═══ Data extract

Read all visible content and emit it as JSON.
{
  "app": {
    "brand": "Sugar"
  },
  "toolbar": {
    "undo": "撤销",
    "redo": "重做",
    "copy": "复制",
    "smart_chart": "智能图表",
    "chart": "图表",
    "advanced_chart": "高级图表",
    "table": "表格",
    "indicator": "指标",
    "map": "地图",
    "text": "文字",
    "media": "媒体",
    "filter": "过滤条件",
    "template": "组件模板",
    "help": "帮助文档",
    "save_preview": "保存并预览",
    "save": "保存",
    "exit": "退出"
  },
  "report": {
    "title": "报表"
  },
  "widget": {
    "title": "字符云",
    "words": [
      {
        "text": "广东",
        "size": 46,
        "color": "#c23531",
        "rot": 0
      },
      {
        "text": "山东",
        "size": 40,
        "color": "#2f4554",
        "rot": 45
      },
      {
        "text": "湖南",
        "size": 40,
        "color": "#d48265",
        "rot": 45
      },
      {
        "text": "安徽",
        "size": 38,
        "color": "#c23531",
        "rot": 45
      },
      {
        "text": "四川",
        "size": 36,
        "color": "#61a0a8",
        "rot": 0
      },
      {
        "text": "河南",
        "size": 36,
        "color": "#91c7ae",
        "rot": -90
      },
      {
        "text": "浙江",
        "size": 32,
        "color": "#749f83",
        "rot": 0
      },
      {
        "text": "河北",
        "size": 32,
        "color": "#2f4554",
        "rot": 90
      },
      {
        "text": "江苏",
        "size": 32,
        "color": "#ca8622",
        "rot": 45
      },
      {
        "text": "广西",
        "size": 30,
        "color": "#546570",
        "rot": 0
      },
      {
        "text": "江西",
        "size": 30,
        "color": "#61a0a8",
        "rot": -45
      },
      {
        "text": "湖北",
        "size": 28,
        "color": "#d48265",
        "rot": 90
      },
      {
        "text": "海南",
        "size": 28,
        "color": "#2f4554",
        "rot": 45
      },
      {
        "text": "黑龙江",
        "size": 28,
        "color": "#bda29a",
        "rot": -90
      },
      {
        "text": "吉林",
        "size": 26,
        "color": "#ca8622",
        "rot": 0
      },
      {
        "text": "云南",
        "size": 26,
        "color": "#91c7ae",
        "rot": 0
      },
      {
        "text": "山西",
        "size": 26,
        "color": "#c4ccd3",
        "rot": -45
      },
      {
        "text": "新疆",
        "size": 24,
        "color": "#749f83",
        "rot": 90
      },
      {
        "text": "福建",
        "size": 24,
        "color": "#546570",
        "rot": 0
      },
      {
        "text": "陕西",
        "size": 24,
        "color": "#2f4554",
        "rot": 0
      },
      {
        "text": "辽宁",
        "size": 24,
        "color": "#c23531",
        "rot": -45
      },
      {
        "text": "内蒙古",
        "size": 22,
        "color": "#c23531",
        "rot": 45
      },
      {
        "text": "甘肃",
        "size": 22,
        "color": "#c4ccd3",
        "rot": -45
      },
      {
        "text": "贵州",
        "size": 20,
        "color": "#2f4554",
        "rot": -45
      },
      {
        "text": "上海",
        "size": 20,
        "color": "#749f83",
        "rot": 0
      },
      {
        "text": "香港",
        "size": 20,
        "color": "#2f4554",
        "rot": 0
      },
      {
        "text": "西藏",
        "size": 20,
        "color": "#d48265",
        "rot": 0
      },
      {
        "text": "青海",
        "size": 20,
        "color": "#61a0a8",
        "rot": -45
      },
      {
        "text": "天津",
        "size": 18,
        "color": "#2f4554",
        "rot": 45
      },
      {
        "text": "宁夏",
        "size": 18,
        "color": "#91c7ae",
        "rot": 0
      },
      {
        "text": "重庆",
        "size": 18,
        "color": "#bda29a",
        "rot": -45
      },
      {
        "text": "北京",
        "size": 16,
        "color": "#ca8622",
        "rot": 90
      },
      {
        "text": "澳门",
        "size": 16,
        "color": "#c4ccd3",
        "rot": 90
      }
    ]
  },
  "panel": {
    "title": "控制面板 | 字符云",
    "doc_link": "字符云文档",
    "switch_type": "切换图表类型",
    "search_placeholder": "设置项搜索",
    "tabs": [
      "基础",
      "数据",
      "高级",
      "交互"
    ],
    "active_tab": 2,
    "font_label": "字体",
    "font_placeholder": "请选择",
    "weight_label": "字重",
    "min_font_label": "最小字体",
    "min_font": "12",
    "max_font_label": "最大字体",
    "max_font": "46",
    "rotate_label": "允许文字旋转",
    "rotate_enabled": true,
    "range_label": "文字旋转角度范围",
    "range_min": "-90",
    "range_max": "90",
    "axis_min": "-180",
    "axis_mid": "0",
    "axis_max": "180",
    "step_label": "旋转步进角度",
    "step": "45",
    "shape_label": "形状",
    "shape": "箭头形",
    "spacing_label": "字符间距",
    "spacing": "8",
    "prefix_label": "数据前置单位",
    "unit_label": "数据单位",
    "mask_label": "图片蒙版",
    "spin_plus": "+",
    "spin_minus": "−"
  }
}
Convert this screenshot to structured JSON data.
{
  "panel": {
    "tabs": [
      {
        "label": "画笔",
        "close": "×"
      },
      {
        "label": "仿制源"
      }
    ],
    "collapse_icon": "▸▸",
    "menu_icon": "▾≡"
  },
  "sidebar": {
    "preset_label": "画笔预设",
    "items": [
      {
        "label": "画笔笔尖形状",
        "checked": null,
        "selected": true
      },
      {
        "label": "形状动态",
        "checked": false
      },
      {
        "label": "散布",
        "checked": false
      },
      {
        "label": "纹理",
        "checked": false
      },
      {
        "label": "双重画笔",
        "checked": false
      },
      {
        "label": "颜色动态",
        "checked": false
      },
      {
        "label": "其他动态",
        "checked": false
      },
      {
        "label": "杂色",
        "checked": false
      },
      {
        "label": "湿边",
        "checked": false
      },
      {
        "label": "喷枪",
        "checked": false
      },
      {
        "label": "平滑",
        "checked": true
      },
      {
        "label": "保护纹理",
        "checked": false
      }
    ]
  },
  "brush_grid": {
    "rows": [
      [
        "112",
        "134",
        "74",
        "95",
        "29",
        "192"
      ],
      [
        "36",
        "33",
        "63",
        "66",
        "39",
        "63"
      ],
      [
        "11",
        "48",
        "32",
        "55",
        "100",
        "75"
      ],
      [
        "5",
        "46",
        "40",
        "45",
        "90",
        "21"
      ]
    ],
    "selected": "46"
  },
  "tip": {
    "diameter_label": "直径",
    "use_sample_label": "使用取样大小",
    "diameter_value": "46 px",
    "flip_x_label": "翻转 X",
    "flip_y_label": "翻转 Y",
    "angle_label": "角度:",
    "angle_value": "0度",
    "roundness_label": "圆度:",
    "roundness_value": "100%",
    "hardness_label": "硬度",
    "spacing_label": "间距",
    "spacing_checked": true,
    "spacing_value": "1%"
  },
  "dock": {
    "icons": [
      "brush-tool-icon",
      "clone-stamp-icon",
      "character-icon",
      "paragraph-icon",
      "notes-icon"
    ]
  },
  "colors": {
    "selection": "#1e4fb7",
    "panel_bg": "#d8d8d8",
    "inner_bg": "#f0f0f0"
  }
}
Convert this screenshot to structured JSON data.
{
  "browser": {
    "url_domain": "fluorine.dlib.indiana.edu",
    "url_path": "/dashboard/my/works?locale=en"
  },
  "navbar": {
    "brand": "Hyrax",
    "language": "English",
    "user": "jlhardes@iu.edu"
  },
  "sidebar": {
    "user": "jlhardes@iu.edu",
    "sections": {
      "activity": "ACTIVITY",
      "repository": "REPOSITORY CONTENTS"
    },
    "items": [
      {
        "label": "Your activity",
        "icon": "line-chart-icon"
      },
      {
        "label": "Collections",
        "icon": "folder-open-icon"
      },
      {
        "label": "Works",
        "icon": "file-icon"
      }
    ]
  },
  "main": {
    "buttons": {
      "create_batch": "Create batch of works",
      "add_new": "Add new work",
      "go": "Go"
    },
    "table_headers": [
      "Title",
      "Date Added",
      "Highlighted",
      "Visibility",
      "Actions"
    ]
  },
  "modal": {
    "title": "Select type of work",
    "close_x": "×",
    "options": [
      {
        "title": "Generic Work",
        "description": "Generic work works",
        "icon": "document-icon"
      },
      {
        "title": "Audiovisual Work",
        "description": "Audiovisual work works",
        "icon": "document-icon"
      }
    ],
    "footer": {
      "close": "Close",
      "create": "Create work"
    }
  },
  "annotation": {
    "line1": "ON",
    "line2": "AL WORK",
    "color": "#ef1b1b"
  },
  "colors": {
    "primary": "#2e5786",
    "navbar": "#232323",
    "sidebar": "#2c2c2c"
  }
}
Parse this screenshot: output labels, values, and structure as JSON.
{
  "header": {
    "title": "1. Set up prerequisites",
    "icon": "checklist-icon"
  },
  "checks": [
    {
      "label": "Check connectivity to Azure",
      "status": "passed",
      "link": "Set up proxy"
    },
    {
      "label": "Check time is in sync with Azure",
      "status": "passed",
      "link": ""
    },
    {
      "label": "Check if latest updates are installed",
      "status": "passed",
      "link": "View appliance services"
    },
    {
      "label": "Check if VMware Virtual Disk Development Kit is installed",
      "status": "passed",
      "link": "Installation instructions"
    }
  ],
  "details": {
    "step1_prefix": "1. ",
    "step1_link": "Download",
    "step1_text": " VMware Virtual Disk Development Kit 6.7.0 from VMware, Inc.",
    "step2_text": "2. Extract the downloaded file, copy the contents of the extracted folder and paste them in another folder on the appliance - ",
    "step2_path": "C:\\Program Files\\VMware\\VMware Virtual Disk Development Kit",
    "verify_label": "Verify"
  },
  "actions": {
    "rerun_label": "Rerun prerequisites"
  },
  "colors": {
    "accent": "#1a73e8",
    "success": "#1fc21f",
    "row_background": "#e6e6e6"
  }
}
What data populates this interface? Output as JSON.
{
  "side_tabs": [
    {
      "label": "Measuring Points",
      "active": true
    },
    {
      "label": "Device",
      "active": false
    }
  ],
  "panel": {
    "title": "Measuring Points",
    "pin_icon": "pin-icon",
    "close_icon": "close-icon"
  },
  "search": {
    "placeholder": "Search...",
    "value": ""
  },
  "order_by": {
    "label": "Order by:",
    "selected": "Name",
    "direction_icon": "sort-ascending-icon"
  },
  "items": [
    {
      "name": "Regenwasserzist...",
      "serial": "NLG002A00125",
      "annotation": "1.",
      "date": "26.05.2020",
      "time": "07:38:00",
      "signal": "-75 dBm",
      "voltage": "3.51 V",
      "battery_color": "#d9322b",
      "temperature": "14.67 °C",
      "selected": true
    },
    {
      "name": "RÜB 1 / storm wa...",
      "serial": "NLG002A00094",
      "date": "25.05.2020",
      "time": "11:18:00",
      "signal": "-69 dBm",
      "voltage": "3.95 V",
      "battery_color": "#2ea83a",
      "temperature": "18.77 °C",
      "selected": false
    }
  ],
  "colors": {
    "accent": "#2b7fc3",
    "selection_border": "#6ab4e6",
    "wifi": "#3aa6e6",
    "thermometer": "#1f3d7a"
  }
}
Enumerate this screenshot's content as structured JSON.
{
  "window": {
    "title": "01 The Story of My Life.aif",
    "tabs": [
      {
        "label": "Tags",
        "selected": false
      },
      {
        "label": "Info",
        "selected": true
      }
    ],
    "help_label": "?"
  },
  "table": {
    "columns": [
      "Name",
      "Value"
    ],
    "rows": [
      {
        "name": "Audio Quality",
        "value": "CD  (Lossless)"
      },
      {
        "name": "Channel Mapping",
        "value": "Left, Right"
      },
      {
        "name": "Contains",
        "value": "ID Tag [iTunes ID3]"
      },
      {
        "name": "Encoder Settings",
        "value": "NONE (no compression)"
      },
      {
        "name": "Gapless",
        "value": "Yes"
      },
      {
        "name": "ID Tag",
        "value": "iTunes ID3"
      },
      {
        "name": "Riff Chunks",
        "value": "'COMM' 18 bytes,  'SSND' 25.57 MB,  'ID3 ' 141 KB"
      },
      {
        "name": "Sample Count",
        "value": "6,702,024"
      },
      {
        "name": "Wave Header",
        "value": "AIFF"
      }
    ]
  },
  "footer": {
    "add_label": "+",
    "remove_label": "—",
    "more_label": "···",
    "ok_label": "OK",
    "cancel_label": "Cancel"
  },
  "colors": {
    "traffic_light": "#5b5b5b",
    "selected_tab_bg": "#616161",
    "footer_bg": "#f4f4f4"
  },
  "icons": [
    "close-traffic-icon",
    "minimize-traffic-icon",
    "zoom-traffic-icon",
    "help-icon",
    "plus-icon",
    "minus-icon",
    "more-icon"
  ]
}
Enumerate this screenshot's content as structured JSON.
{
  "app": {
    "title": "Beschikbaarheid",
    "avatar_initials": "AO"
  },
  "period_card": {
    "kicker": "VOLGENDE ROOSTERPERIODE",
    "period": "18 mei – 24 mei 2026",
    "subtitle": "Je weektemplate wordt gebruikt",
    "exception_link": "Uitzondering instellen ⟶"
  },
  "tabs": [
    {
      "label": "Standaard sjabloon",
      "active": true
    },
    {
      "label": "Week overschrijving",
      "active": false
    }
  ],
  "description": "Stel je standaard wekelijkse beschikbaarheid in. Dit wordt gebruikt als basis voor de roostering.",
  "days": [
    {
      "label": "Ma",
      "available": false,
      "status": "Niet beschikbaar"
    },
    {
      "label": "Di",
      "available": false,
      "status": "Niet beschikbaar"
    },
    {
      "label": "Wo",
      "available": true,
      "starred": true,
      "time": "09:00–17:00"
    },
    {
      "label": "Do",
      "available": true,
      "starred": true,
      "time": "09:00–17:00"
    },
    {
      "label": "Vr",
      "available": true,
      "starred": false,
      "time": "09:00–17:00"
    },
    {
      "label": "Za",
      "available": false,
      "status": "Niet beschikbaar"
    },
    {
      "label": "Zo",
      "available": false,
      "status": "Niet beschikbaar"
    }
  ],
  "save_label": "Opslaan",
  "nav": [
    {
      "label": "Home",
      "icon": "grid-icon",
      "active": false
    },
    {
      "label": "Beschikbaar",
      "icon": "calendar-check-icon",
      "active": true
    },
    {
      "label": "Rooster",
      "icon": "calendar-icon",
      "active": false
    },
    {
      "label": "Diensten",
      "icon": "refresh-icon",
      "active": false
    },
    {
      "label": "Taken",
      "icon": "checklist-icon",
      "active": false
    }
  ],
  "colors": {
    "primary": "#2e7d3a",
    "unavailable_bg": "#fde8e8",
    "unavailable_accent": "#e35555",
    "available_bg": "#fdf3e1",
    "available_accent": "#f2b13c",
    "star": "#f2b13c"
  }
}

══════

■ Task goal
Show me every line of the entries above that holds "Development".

■ Result for this exercise
      "label": "Check if VMware Virtual Disk Development Kit is installed",
    "step1_text": " VMware Virtual Disk Development Kit 6.7.0 from VMware, Inc.",
    "step2_path": "C:\\Program Files\\VMware\\VMware Virtual Disk Development Kit",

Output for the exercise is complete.